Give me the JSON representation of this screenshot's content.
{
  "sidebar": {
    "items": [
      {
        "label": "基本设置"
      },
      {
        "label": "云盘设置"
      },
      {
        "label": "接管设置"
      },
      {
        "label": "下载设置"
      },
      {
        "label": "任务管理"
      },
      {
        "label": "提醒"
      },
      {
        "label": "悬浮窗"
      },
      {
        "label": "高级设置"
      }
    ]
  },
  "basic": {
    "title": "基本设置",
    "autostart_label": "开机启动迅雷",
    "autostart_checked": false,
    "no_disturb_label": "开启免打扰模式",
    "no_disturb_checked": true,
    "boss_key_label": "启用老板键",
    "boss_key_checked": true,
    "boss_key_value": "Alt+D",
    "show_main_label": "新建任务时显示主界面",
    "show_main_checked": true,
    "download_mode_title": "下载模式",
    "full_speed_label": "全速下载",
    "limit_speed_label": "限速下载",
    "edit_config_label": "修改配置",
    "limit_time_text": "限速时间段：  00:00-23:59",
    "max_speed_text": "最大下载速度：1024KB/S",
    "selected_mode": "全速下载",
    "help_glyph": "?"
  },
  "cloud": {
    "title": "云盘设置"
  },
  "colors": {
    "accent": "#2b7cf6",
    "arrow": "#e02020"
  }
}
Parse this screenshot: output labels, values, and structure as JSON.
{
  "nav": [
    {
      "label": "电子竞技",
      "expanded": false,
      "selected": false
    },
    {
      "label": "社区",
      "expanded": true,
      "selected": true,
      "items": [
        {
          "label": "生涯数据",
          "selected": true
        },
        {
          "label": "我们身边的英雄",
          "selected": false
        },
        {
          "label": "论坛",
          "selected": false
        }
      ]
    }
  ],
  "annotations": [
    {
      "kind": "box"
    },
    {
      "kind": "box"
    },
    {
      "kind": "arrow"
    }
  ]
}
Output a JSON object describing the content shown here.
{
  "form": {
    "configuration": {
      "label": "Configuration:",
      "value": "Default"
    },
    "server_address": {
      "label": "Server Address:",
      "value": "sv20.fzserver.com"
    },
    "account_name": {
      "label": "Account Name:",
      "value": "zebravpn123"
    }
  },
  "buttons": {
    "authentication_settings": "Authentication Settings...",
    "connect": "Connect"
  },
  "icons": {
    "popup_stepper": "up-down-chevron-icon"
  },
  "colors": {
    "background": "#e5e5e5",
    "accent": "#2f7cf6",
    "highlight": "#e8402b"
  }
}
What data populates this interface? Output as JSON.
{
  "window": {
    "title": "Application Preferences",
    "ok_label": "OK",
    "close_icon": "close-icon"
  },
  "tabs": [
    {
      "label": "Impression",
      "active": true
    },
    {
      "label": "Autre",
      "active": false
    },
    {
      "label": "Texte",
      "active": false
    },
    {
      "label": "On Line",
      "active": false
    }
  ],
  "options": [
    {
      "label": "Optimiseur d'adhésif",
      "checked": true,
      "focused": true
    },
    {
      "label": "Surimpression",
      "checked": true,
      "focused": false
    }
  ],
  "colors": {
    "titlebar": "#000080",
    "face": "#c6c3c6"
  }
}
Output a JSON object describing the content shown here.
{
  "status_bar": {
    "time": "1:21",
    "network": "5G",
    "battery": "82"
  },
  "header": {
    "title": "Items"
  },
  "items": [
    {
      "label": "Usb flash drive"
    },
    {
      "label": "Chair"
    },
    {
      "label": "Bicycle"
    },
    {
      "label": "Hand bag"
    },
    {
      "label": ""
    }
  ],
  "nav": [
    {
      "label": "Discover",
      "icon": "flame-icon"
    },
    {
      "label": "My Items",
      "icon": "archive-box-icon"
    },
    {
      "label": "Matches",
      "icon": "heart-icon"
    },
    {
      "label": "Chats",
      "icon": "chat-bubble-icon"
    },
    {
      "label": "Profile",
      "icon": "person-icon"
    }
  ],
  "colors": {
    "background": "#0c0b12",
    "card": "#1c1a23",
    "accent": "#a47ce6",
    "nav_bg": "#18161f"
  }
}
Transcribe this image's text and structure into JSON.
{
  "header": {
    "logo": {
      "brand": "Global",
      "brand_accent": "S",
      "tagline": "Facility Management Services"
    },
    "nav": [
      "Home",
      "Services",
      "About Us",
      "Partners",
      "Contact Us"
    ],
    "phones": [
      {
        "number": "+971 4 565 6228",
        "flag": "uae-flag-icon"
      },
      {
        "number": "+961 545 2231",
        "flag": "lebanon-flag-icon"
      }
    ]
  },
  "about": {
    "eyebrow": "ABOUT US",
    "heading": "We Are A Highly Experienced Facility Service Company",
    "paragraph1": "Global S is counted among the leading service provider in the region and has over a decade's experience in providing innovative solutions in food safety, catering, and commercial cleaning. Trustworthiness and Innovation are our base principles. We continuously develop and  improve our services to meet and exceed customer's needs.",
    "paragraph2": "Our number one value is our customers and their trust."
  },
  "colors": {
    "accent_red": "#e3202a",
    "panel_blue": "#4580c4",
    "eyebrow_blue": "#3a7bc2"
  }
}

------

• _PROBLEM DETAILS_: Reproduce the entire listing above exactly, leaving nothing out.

• _RESPONSE_:
Give me the JSON representation of this screenshot's content.
{
  "sidebar": {
    "items": [
      {
        "label": "基本设置"
      },
      {
        "label": "云盘设置"
      },
      {
        "label": "接管设置"
      },
      {
        "label": "下载设置"
      },
      {
        "label": "任务管理"
      },
      {
        "label": "提醒"
      },
      {
        "label": "悬浮窗"
      },
      {
        "label": "高级设置"
      }
    ]
  },
  "basic": {
    "title": "基本设置",
    "autostart_label": "开机启动迅雷",
    "autostart_checked": false,
    "no_disturb_label": "开启免打扰模式",
    "no_disturb_checked": true,
    "boss_key_label": "启用老板键",
    "boss_key_checked": true,
    "boss_key_value": "Alt+D",
    "show_main_label": "新建任务时显示主界面",
    "show_main_checked": true,
    "download_mode_title": "下载模式",
    "full_speed_label": "全速下载",
    "limit_speed_label": "限速下载",
    "edit_config_label": "修改配置",
    "limit_time_text": "限速时间段：  00:00-23:59",
    "max_speed_text": "最大下载速度：1024KB/S",
    "selected_mode": "全速下载",
    "help_glyph": "?"
  },
  "cloud": {
    "title": "云盘设置"
  },
  "colors": {
    "accent": "#2b7cf6",
    "arrow": "#e02020"
  }
}
Parse this screenshot: output labels, values, and structure as JSON.
{
  "nav": [
    {
      "label": "电子竞技",
      "expanded": false,
      "selected": false
    },
    {
      "label": "社区",
      "expanded": true,
      "selected": true,
      "items": [
        {
          "label": "生涯数据",
          "selected": true
        },
        {
          "label": "我们身边的英雄",
          "selected": false
        },
        {
          "label": "论坛",
          "selected": false
        }
      ]
    }
  ],
  "annotations": [
    {
      "kind": "box"
    },
    {
      "kind": "box"
    },
    {
      "kind": "arrow"
    }
  ]
}
Output a JSON object describing the content shown here.
{
  "form": {
    "configuration": {
      "label": "Configuration:",
      "value": "Default"
    },
    "server_address": {
      "label": "Server Address:",
      "value": "sv20.fzserver.com"
    },
    "account_name": {
      "label": "Account Name:",
      "value": "zebravpn123"
    }
  },
  "buttons": {
    "authentication_settings": "Authentication Settings...",
    "connect": "Connect"
  },
  "icons": {
    "popup_stepper": "up-down-chevron-icon"
  },
  "colors": {
    "background": "#e5e5e5",
    "accent": "#2f7cf6",
    "highlight": "#e8402b"
  }
}
What data populates this interface? Output as JSON.
{
  "window": {
    "title": "Application Preferences",
    "ok_label": "OK",
    "close_icon": "close-icon"
  },
  "tabs": [
    {
      "label": "Impression",
      "active": true
    },
    {
      "label": "Autre",
      "active": false
    },
    {
      "label": "Texte",
      "active": false
    },
    {
      "label": "On Line",
      "active": false
    }
  ],
  "options": [
    {
      "label": "Optimiseur d'adhésif",
      "checked": true,
      "focused": true
    },
    {
      "label": "Surimpression",
      "checked": true,
      "focused": false
    }
  ],
  "colors": {
    "titlebar": "#000080",
    "face": "#c6c3c6"
  }
}
Output a JSON object describing the content shown here.
{
  "status_bar": {
    "time": "1:21",
    "network": "5G",
    "battery": "82"
  },
  "header": {
    "title": "Items"
  },
  "items": [
    {
      "label": "Usb flash drive"
    },
    {
      "label": "Chair"
    },
    {
      "label": "Bicycle"
    },
    {
      "label": "Hand bag"
    },
    {
      "label": ""
    }
  ],
  "nav": [
    {
      "label": "Discover",
      "icon": "flame-icon"
    },
    {
      "label": "My Items",
      "icon": "archive-box-icon"
    },
    {
      "label": "Matches",
      "icon": "heart-icon"
    },
    {
      "label": "Chats",
      "icon": "chat-bubble-icon"
    },
    {
      "label": "Profile",
      "icon": "person-icon"
    }
  ],
  "colors": {
    "background": "#0c0b12",
    "card": "#1c1a23",
    "accent": "#a47ce6",
    "nav_bg": "#18161f"
  }
}
Transcribe this image's text and structure into JSON.
{
  "header": {
    "logo": {
      "brand": "Global",
      "brand_accent": "S",
      "tagline": "Facility Management Services"
    },
    "nav": [
      "Home",
      "Services",
      "About Us",
      "Partners",
      "Contact Us"
    ],
    "phones": [
      {
        "number": "+971 4 565 6228",
        "flag": "uae-flag-icon"
      },
      {
        "number": "+961 545 2231",
        "flag": "lebanon-flag-icon"
      }
    ]
  },
  "about": {
    "eyebrow": "ABOUT US",
    "heading": "We Are A Highly Experienced Facility Service Company",
    "paragraph1": "Global S is counted among the leading service provider in the region and has over a decade's experience in providing innovative solutions in food safety, catering, and commercial cleaning. Trustworthiness and Innovation are our base principles. We continuously develop and  improve our services to meet and exceed customer's needs.",
    "paragraph2": "Our number one value is our customers and their trust."
  },
  "colors": {
    "accent_red": "#e3202a",
    "panel_blue": "#4580c4",
    "eyebrow_blue": "#3a7bc2"
  }
}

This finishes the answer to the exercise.